Gardens by The Bay
Pic 1: Supertrees, Pic 2: The Singapore Flyer, Pic 3: Marina Bay Sands Hotel
Near the marina, this eclectic garden mixed with modern day Supertree apparatuses, houses indoor and outdoor botanical beauties. Placed in between the famous Marina Bay Sands Hotel and the Singapore Flyer, you can get some great photo ops of the iconic structures. My first stop after a short walk around the outdoor gardens was to hit up the sky walk, as recommended seeing before peak day to avoid the heat from the sun. After, I made my way towards the two indoor conservatories; first, the Cloud Forest which encases a 35m (115ft) indoor waterfall and second, the Flower Dome which is the world’s largest column less and eco-friendly glasshouse.

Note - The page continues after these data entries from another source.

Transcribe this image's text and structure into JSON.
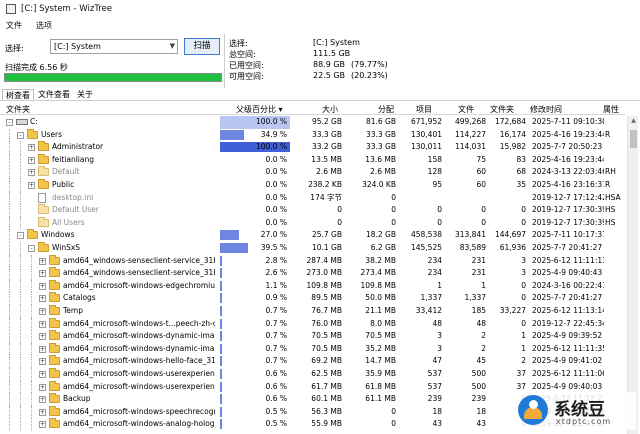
{
  "window": {
    "title": "[C:] System - WizTree"
  },
  "menu": [
    "文件",
    "选项"
  ],
  "scan": {
    "select_label": "选择:",
    "drive": "[C:] System",
    "scan_button": "扫描",
    "status": "扫描完成 6.56 秒",
    "progress_percent": 100
  },
  "info": {
    "selected_label": "选择:",
    "selected_value": "[C:] System",
    "total_label": "总空间:",
    "total_value": "111.5 GB",
    "used_label": "已用空间:",
    "used_value": "88.9 GB",
    "used_pct": "(79.77%)",
    "free_label": "可用空间:",
    "free_value": "22.5 GB",
    "free_pct": "(20.23%)"
  },
  "tabs": [
    "树查看",
    "文件查看",
    "关于"
  ],
  "columns": {
    "folder": "文件夹",
    "parent_pct": "父级百分比",
    "size": "大小",
    "allocated": "分配",
    "items": "项目",
    "files": "文件",
    "folders": "文件夹",
    "modified": "修改时间",
    "attributes": "属性"
  },
  "rows": [
    {
      "name": "C:",
      "pct": "100.0 %",
      "bar": 1.0,
      "size": "95.2 GB",
      "alloc": "81.6 GB",
      "items": "671,952",
      "files": "499,268",
      "folders": "172,684",
      "mod": "2025-7-11 09:10:30",
      "attr": ""
    },
    {
      "name": "Users",
      "pct": "34.9 %",
      "bar": 0.349,
      "size": "33.3 GB",
      "alloc": "33.3 GB",
      "items": "130,401",
      "files": "114,227",
      "folders": "16,174",
      "mod": "2025-4-16 19:23:44",
      "attr": "R"
    },
    {
      "name": "Administrator",
      "pct": "100.0 %",
      "bar": 1.0,
      "size": "33.2 GB",
      "alloc": "33.3 GB",
      "items": "130,011",
      "files": "114,031",
      "folders": "15,982",
      "mod": "2025-7-7 20:50:23",
      "attr": ""
    },
    {
      "name": "feitianliang",
      "pct": "0.0 %",
      "bar": 0,
      "size": "13.5 MB",
      "alloc": "13.6 MB",
      "items": "158",
      "files": "75",
      "folders": "83",
      "mod": "2025-4-16 19:23:44",
      "attr": ""
    },
    {
      "name": "Default",
      "pct": "0.0 %",
      "bar": 0,
      "size": "2.6 MB",
      "alloc": "2.6 MB",
      "items": "128",
      "files": "60",
      "folders": "68",
      "mod": "2024-3-13 22:03:46",
      "attr": "RH"
    },
    {
      "name": "Public",
      "pct": "0.0 %",
      "bar": 0,
      "size": "238.2 KB",
      "alloc": "324.0 KB",
      "items": "95",
      "files": "60",
      "folders": "35",
      "mod": "2025-4-16 23:16:37",
      "attr": "R"
    },
    {
      "name": "desktop.ini",
      "pct": "0.0 %",
      "bar": 0,
      "size": "174 字节",
      "alloc": "0",
      "items": "",
      "files": "",
      "folders": "",
      "mod": "2019-12-7 17:12:42",
      "attr": "HSA"
    },
    {
      "name": "Default User",
      "pct": "0.0 %",
      "bar": 0,
      "size": "0",
      "alloc": "0",
      "items": "0",
      "files": "0",
      "folders": "0",
      "mod": "2019-12-7 17:30:39",
      "attr": "HS"
    },
    {
      "name": "All Users",
      "pct": "0.0 %",
      "bar": 0,
      "size": "0",
      "alloc": "0",
      "items": "0",
      "files": "0",
      "folders": "0",
      "mod": "2019-12-7 17:30:39",
      "attr": "HS"
    },
    {
      "name": "Windows",
      "pct": "27.0 %",
      "bar": 0.27,
      "size": "25.7 GB",
      "alloc": "18.2 GB",
      "items": "458,538",
      "files": "313,841",
      "folders": "144,697",
      "mod": "2025-7-11 10:17:37",
      "attr": ""
    },
    {
      "name": "WinSxS",
      "pct": "39.5 %",
      "bar": 0.395,
      "size": "10.1 GB",
      "alloc": "6.2 GB",
      "items": "145,525",
      "files": "83,589",
      "folders": "61,936",
      "mod": "2025-7-7 20:41:27",
      "attr": ""
    },
    {
      "name": "amd64_windows-senseclient-service_31bf3856ad",
      "pct": "2.8 %",
      "bar": 0.028,
      "size": "287.4 MB",
      "alloc": "38.2 MB",
      "items": "234",
      "files": "231",
      "folders": "3",
      "mod": "2025-6-12 11:11:13",
      "attr": ""
    },
    {
      "name": "amd64_windows-senseclient-service_31bf3856ad",
      "pct": "2.6 %",
      "bar": 0.026,
      "size": "273.0 MB",
      "alloc": "273.4 MB",
      "items": "234",
      "files": "231",
      "folders": "3",
      "mod": "2025-4-9 09:40:43",
      "attr": ""
    },
    {
      "name": "amd64_microsoft-windows-edgechromium_31bf3",
      "pct": "1.1 %",
      "bar": 0.011,
      "size": "109.8 MB",
      "alloc": "109.8 MB",
      "items": "1",
      "files": "1",
      "folders": "0",
      "mod": "2024-3-16 00:22:41",
      "attr": ""
    },
    {
      "name": "Catalogs",
      "pct": "0.9 %",
      "bar": 0.009,
      "size": "89.5 MB",
      "alloc": "50.0 MB",
      "items": "1,337",
      "files": "1,337",
      "folders": "0",
      "mod": "2025-7-7 20:41:27",
      "attr": ""
    },
    {
      "name": "Temp",
      "pct": "0.7 %",
      "bar": 0.007,
      "size": "76.7 MB",
      "alloc": "21.1 MB",
      "items": "33,412",
      "files": "185",
      "folders": "33,227",
      "mod": "2025-6-12 11:13:14",
      "attr": ""
    },
    {
      "name": "amd64_microsoft-windows-t...peech-zh-cn-onecor",
      "pct": "0.7 %",
      "bar": 0.007,
      "size": "76.0 MB",
      "alloc": "8.0 MB",
      "items": "48",
      "files": "48",
      "folders": "0",
      "mod": "2019-12-7 22:45:34",
      "attr": ""
    },
    {
      "name": "amd64_microsoft-windows-dynamic-image_31bf3",
      "pct": "0.7 %",
      "bar": 0.007,
      "size": "70.5 MB",
      "alloc": "70.5 MB",
      "items": "3",
      "files": "2",
      "folders": "1",
      "mod": "2025-4-9 09:39:52",
      "attr": ""
    },
    {
      "name": "amd64_microsoft-windows-dynamic-image_31bf3",
      "pct": "0.7 %",
      "bar": 0.007,
      "size": "70.5 MB",
      "alloc": "35.2 MB",
      "items": "3",
      "files": "2",
      "folders": "1",
      "mod": "2025-6-12 11:11:35",
      "attr": ""
    },
    {
      "name": "amd64_microsoft-windows-hello-face_31bf3856a",
      "pct": "0.7 %",
      "bar": 0.007,
      "size": "69.2 MB",
      "alloc": "14.7 MB",
      "items": "47",
      "files": "45",
      "folders": "2",
      "mod": "2025-4-9 09:41:02",
      "attr": ""
    },
    {
      "name": "amd64_microsoft-windows-userexperience-deskto",
      "pct": "0.6 %",
      "bar": 0.006,
      "size": "62.5 MB",
      "alloc": "35.9 MB",
      "items": "537",
      "files": "500",
      "folders": "37",
      "mod": "2025-6-12 11:11:06",
      "attr": ""
    },
    {
      "name": "amd64_microsoft-windows-userexperience-deskto",
      "pct": "0.6 %",
      "bar": 0.006,
      "size": "61.7 MB",
      "alloc": "61.8 MB",
      "items": "537",
      "files": "500",
      "folders": "37",
      "mod": "2025-4-9 09:40:03",
      "attr": ""
    },
    {
      "name": "Backup",
      "pct": "0.6 %",
      "bar": 0.006,
      "size": "60.1 MB",
      "alloc": "61.1 MB",
      "items": "239",
      "files": "239",
      "folders": "0",
      "mod": "2025-6-12 11:12:23",
      "attr": ""
    },
    {
      "name": "amd64_microsoft-windows-speechrecognizer-zh-c",
      "pct": "0.5 %",
      "bar": 0.005,
      "size": "56.3 MB",
      "alloc": "0",
      "items": "18",
      "files": "18",
      "folders": "0",
      "mod": "2019-12-7 22:45:34",
      "attr": ""
    },
    {
      "name": "amd64_microsoft-windows-analog-holographic_31",
      "pct": "0.5 %",
      "bar": 0.005,
      "size": "55.9 MB",
      "alloc": "0",
      "items": "43",
      "files": "43",
      "folders": "0",
      "mod": "2019-12-7 22:45:34",
      "attr": ""
    }
  ],
  "watermark": {
    "text": "系统豆",
    "url": "xtdptc.com"
  }
}
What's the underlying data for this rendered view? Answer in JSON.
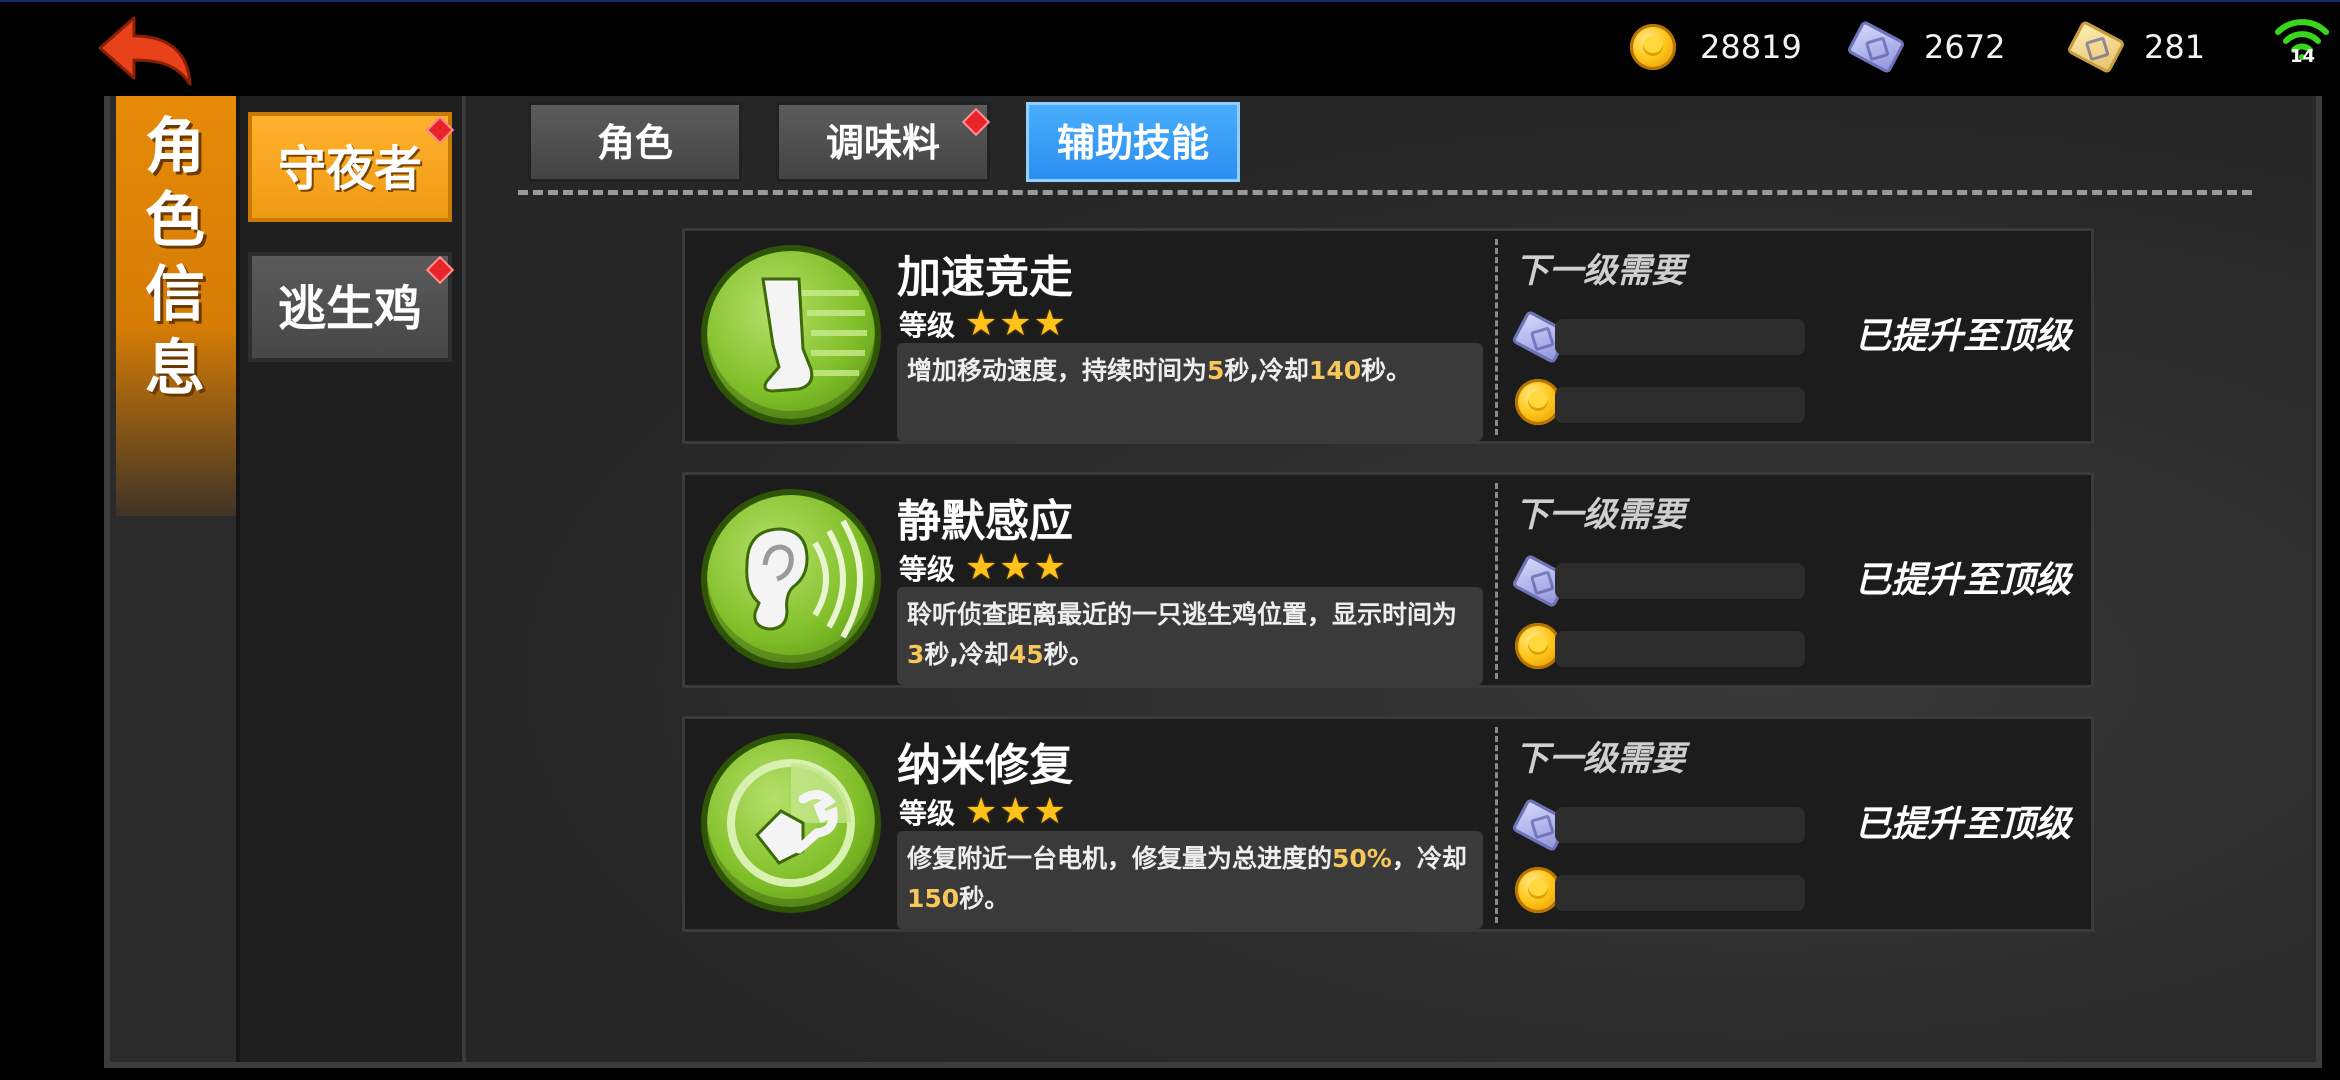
{
  "currencies": [
    {
      "icon": "coin-icon",
      "value": "28819"
    },
    {
      "icon": "purple-ticket-icon",
      "value": "2672"
    },
    {
      "icon": "gold-ticket-icon",
      "value": "281"
    }
  ],
  "signal": {
    "icon": "wifi-icon",
    "value": "14"
  },
  "sidebar": {
    "title": "角\n色\n信\n息"
  },
  "roles": [
    {
      "label": "守夜者",
      "selected": true,
      "badge": true
    },
    {
      "label": "逃生鸡",
      "selected": false,
      "badge": true
    }
  ],
  "tabs": [
    {
      "label": "角色",
      "selected": false,
      "badge": false
    },
    {
      "label": "调味料",
      "selected": false,
      "badge": true
    },
    {
      "label": "辅助技能",
      "selected": true,
      "badge": false
    }
  ],
  "skills": [
    {
      "icon": "foot-speed-icon",
      "name": "加速竞走",
      "level_label": "等级",
      "stars": 3,
      "desc_parts": [
        "增加移动速度，持续时间为",
        "5",
        "秒,冷却",
        "140",
        "秒。"
      ],
      "req_label": "下一级需要",
      "status": "已提升至顶级"
    },
    {
      "icon": "ear-listen-icon",
      "name": "静默感应",
      "level_label": "等级",
      "stars": 3,
      "desc_parts": [
        "聆听侦查距离最近的一只逃生鸡位置，显示时间为",
        "3",
        "秒,冷却",
        "45",
        "秒。"
      ],
      "req_label": "下一级需要",
      "status": "已提升至顶级"
    },
    {
      "icon": "wrench-repair-icon",
      "name": "纳米修复",
      "level_label": "等级",
      "stars": 3,
      "desc_parts": [
        "修复附近一台电机，修复量为总进度的",
        "50%",
        "，冷却",
        "150",
        "秒。"
      ],
      "req_label": "下一级需要",
      "status": "已提升至顶级"
    }
  ],
  "colors": {
    "accent_orange": "#f09a14",
    "tab_blue": "#2b8ef0",
    "highlight": "#f6c85a",
    "star": "#ffc21a"
  }
}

Pic 1: Sky Walk, Pic 2: The Cloud Forest, Pic 3: The Flower Dome
From the gardens, I made a brief walk over the helix bridge towards Merlion Park. Along the waterfront with another spectacular view of Marina Bay Sands, sits an impressive 8.6m mythical, half lion/half fish, water spewing statue. The landmark is the Singapore mascot.
Hawker Centre Food Courts
With almost a half day spent, I was getting hungry and found myself making my way towards Chinatown with a pit stop at one of the famously known Hawker Centre Food Courts. Each court has numerous stalls housing authentic, local and nearby cuisines for mere dollars. For sure, should not be missed.
Buddha Tooth Relic Temple and Museum
33% if the Singaporean population is Chinese and Chinatown keeps authenticity close to home with its several temples, most famously Buddha Tooth Relic Temple and Museum. Amongst the magnificent 4 story temple are several, narrow, mostly pedestrian only streets that have negotiable markets for souvenirs and fruit stands where you can try a piece of the stinky Durian fruit. After 13 miles of walking, a little shopping and quenching my thirst with a couple Tiger Beers, I met back up with Katie and we made our way to the river for dinner.
A great area for specialty food and cocktails with a peaceful view is Clark Quay along the river. Clark Quay is home to several restaurants with most providing specialties of Singapore including the soft shelled crab. The crab is stir fried in either pepper or tomato based chili sauce. Paired with sticky rice and garlic spinach, this meal is as messy as it gets but a sweet memory of flavor and fun that I won’t soon forget.
Katie and I having chili crab in Clark Quay
Stay tuned for next weeks blog when I make a venture to Sentosa Island!